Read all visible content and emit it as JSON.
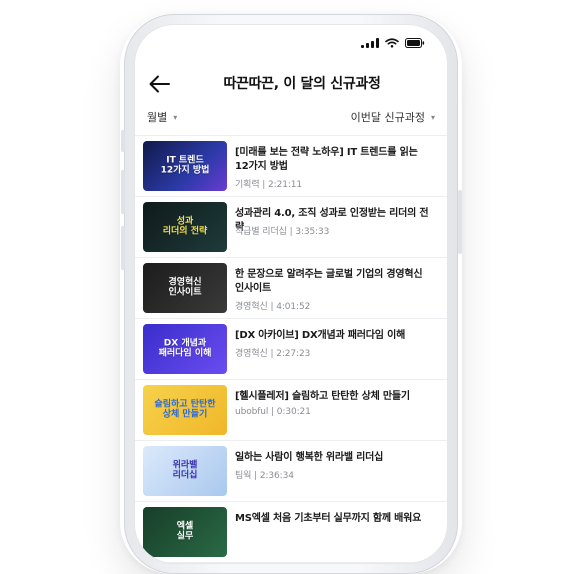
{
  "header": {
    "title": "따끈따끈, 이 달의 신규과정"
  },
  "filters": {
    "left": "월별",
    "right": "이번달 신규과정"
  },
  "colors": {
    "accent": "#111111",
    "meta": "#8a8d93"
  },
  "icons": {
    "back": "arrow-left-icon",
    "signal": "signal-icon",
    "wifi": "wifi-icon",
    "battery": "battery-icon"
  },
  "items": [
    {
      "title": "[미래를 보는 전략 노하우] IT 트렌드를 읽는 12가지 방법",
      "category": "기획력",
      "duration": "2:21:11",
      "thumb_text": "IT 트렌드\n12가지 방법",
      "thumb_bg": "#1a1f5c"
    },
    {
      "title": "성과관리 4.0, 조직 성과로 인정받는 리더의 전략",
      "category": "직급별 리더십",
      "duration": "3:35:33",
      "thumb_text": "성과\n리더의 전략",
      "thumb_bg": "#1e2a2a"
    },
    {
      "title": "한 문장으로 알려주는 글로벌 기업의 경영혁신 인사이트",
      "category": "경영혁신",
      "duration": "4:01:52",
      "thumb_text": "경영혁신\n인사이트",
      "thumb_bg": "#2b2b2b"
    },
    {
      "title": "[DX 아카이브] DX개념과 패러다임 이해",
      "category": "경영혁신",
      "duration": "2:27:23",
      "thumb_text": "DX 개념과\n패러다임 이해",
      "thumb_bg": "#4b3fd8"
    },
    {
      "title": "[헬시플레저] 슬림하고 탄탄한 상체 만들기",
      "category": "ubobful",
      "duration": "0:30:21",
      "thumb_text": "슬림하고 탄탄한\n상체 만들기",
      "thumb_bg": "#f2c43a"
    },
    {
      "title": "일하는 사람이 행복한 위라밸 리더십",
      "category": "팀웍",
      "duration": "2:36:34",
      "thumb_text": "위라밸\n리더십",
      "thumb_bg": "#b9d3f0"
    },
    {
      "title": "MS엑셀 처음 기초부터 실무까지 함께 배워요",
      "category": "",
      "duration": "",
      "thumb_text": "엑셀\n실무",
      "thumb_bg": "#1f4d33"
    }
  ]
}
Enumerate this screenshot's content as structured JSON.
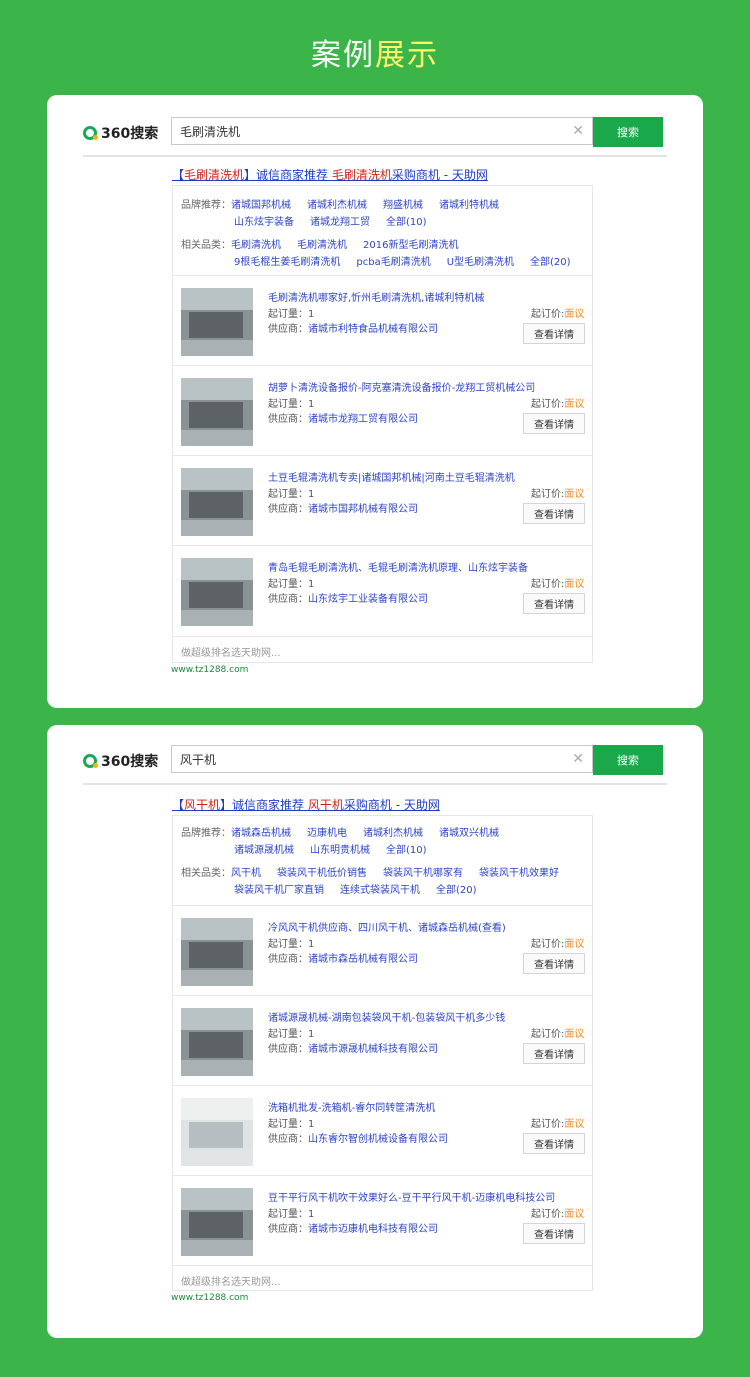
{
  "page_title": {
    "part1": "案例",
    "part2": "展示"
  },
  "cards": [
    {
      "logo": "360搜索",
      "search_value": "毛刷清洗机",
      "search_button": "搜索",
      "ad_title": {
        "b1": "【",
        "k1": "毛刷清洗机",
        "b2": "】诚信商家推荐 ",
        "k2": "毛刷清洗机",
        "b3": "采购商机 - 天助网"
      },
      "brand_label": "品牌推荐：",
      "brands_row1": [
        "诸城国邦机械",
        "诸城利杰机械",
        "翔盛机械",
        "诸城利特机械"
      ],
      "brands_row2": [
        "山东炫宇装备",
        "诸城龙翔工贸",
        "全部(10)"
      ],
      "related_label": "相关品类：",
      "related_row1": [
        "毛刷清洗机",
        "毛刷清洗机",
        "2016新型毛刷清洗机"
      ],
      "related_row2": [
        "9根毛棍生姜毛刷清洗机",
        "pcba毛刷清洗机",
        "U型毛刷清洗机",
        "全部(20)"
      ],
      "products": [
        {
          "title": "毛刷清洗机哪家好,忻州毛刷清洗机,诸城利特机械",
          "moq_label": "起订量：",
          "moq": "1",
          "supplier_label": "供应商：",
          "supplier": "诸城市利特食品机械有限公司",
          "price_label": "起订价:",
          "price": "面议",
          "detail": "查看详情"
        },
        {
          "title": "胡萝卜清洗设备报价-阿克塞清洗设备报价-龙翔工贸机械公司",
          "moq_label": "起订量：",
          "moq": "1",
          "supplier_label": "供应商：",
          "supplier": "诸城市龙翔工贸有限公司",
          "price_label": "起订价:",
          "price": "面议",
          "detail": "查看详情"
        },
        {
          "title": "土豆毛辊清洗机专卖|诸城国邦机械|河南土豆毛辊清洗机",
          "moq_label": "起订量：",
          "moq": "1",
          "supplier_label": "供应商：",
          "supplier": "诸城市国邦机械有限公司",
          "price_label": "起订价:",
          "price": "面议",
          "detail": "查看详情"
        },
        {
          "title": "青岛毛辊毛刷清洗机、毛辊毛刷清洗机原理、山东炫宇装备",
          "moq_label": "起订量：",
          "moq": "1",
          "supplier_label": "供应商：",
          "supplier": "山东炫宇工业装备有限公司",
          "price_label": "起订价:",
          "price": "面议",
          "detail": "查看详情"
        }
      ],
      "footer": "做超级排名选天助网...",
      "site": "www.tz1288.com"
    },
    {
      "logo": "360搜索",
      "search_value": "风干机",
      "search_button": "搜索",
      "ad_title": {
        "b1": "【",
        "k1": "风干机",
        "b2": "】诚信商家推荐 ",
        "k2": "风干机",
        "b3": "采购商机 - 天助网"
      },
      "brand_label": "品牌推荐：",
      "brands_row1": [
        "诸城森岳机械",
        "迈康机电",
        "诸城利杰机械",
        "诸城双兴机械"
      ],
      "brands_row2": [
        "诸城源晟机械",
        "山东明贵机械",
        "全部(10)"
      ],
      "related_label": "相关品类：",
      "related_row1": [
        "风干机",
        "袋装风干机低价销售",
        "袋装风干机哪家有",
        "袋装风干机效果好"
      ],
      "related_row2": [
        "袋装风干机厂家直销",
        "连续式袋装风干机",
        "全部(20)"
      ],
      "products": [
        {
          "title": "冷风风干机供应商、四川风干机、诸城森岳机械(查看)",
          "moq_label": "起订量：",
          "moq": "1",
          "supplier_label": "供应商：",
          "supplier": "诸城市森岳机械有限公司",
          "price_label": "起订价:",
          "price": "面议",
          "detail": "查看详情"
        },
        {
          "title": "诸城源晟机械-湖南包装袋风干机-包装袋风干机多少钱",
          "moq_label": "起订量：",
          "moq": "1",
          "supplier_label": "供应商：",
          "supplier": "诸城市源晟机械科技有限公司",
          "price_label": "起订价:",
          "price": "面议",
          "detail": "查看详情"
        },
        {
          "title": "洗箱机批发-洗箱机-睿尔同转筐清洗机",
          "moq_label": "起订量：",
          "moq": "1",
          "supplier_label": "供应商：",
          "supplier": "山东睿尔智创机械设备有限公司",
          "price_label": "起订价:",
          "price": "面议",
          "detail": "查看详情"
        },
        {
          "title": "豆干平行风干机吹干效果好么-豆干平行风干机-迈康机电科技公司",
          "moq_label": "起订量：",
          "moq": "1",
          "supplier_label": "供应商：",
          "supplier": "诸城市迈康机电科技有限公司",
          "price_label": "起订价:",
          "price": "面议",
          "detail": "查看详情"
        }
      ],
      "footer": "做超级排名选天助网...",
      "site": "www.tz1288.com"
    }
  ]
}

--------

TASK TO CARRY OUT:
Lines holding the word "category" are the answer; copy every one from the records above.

OUTPUT OF THE EXERCISE:
      "category": "기획력",
      "category": "직급별 리더십",
      "category": "경영혁신",
      "category": "경영혁신",
      "category": "ubobful",
      "category": "팀웍",
      "category": "",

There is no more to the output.